AND SWOOPING DOWN ON ME.

The narrator says HE CLIMBS TO THE HIGHEST
BRANCH HE CAN REACH.

Andrew says I'M GOING TO PUT THE BIRD THERE
AND THEN SLOWLY
JUST LET HIM GO UP.
HOPEFULLY HE WON'T PANIC
AND HE'LL JUST STAY PERCHED.
BUT YOU NEVER KNOW.

The narrator says WITH 12 YEARS OF ANIMAL
HANDLING BEHIND HIM,
ANDREW EXPERTLY PULLS THE HAWK
OUT OF THE BUCKET WITH ONE HAND
WHILE HE HOLDS ONTO HIS POSITION
IN THE TREE WITH THE OTHER.
WITH ONE SWIFT MOVEMENT, HE
PLACES THE BIRD ON THE BRANCH.

Andrew says WHERE'D HE GO?

Sarah says HE'S STILL IN THE TREE STILL.

Andrew says OKAY.

The narrator says THE HAWK IS COMFORTABLE
IN HIS NATURAL SURROUNDINGS.

Andrew says HE CAN SEE THE PARENTS
RIGHT OVER THERE.

The narrator says AND HIS FAMILY IS ONLY A FEW
TREES AND BUILDINGS AWAY.

Andrew says IT'S A PERFECT SPOT.

The narrator says ANDREW'S WORK HERE IS DONE.

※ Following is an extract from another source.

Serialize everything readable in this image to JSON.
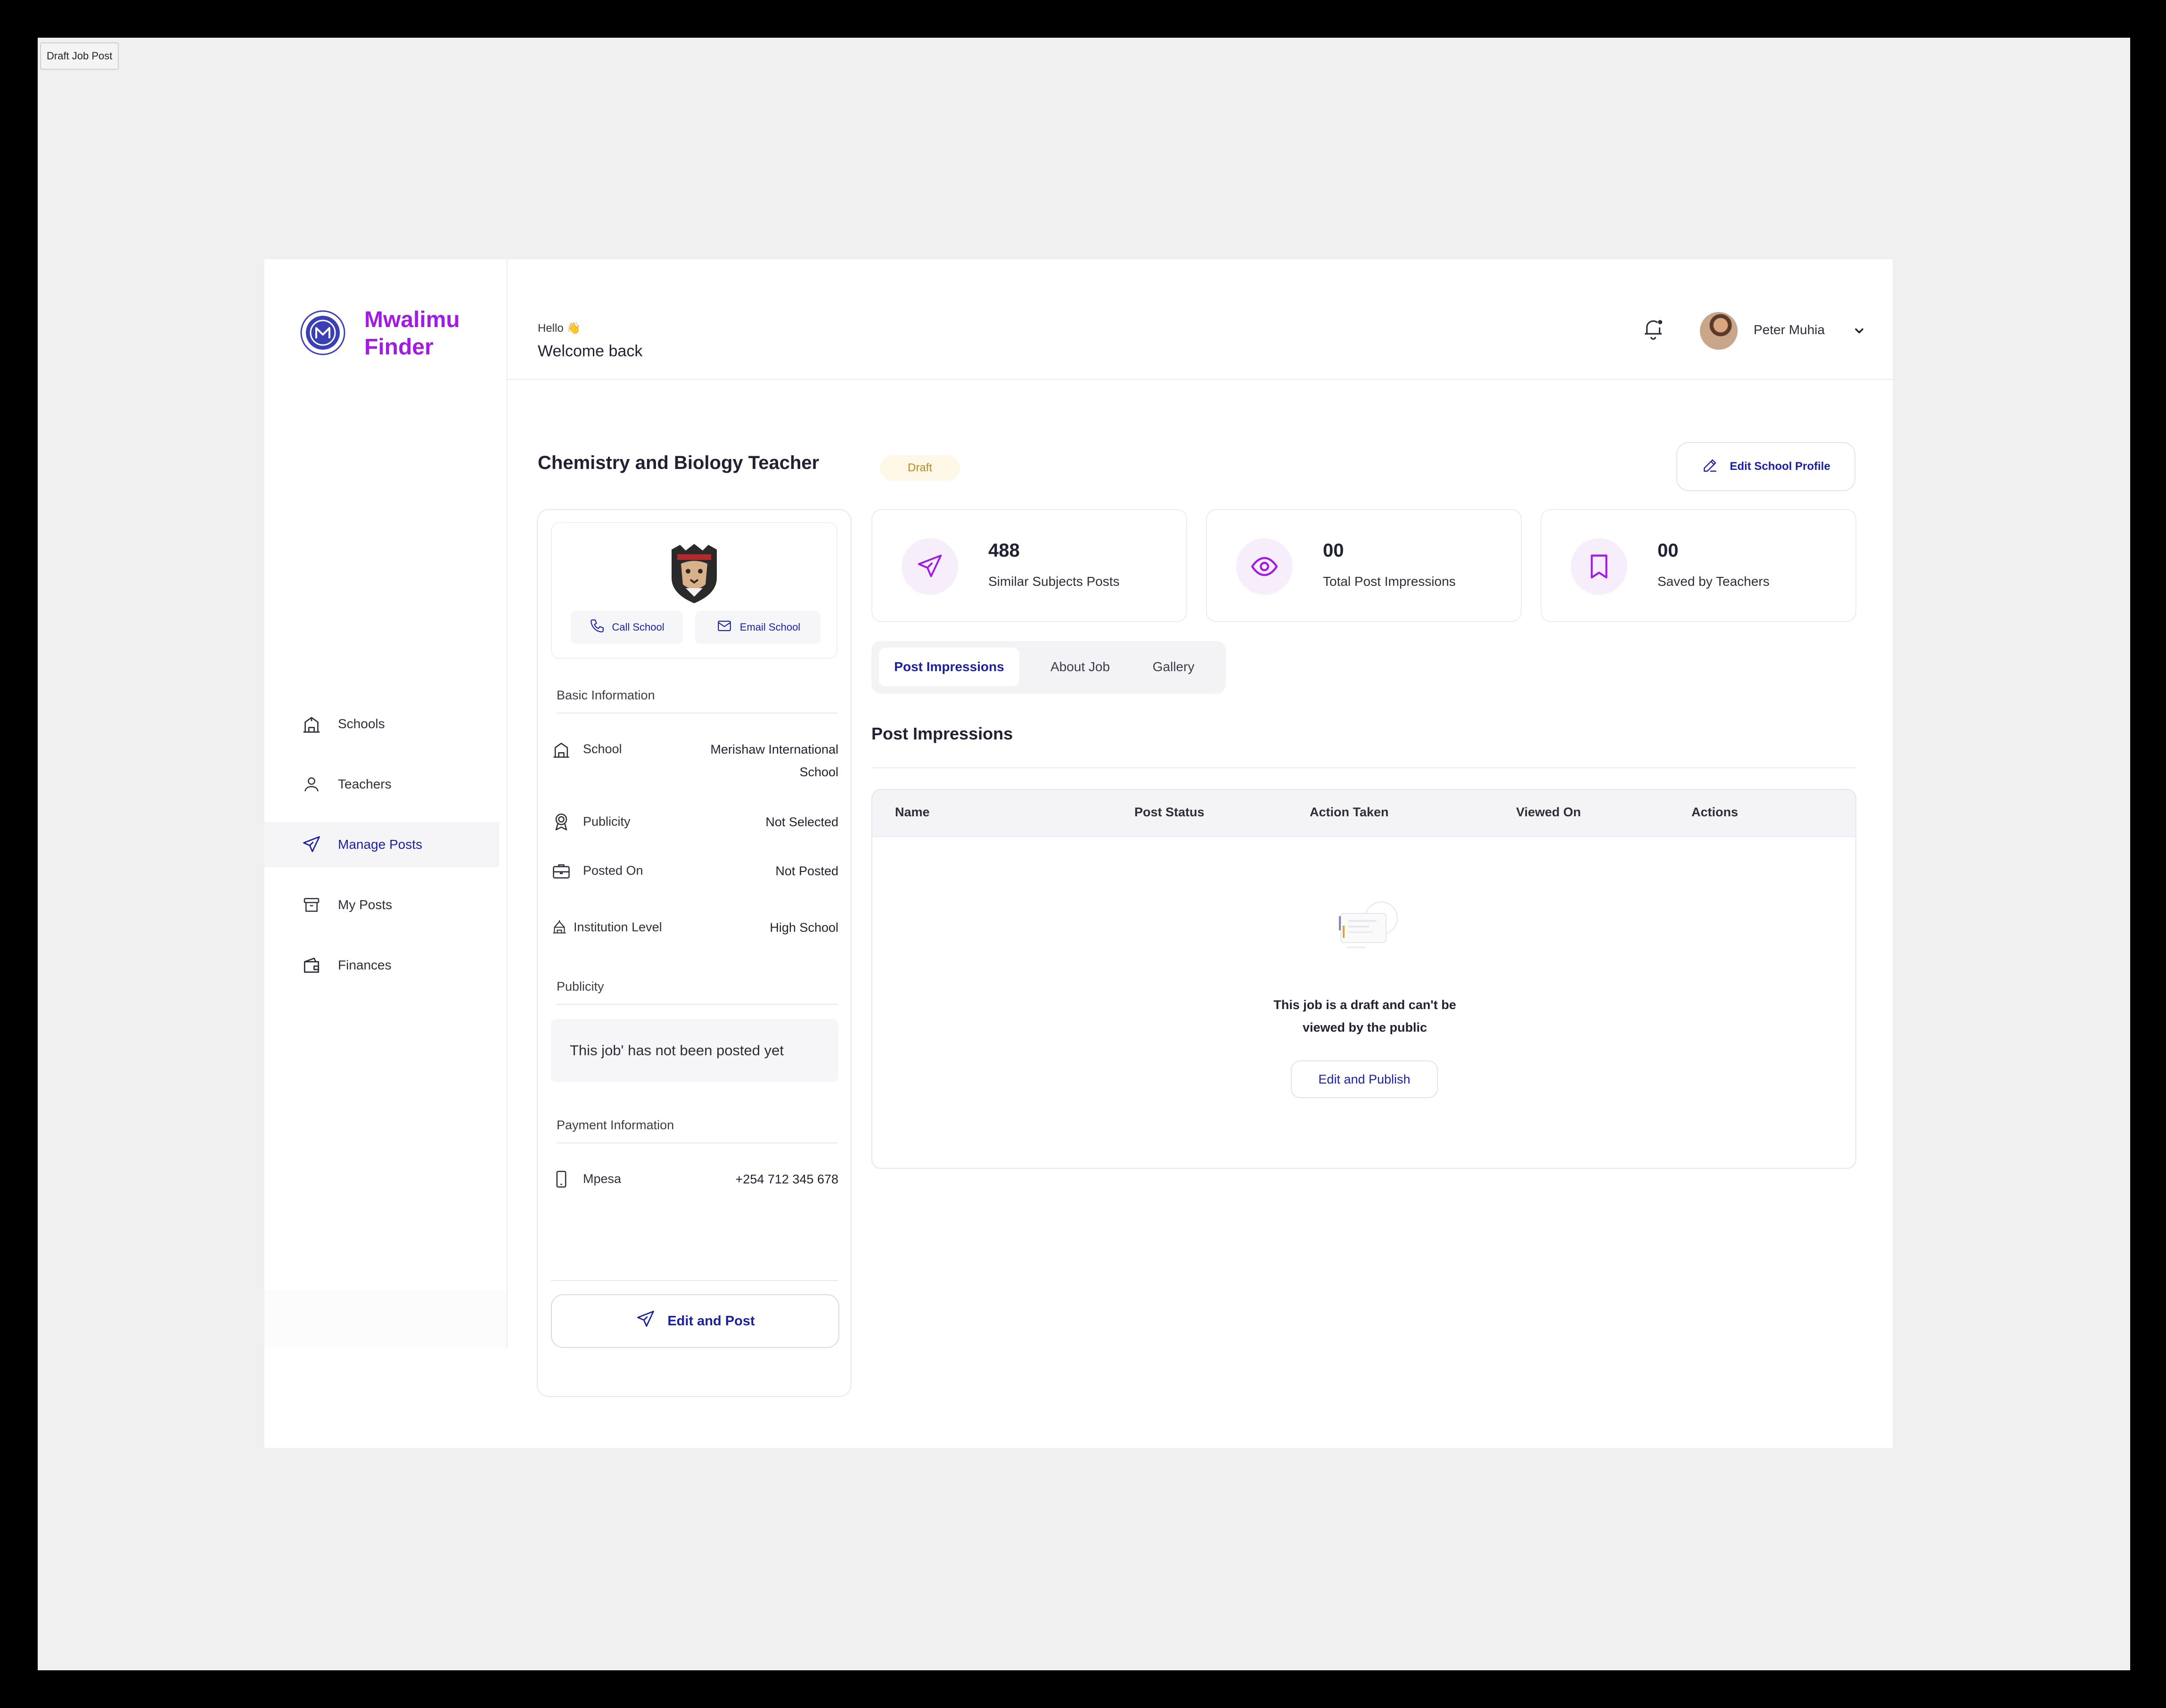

Andrew says I'M REALLY HAPPY
WITH HOW THAT WENT.
HE WAS A LITTLE BIT MORE FRISKY
THAN I WAS EXPECTING, SO I HAD A
BEAUTIFUL BRANCH ALL SET UP AND
HE JUST POPPED RIGHT OFF OF IT
BUT THAT'S NO PROBLEM, HE'S
ACTUALLY CLOSER TO HIS PARENTS.
AND I HEAR HIM NOW SCREAMING
DIRECTLY AT THE PARENTS.
SO, THEY DEFINITELY
KNOW HE'S THERE.

Music plays as the end credits roll.

Series producer, Sharone Ostrowsky.

Narrator, Phil Curran.

Logo: Canada Media Fund.

Whistle Stop Productions Inc.

Distributed by Blue Ant International.

Watch: City Wildlife Rescue - Ep. 11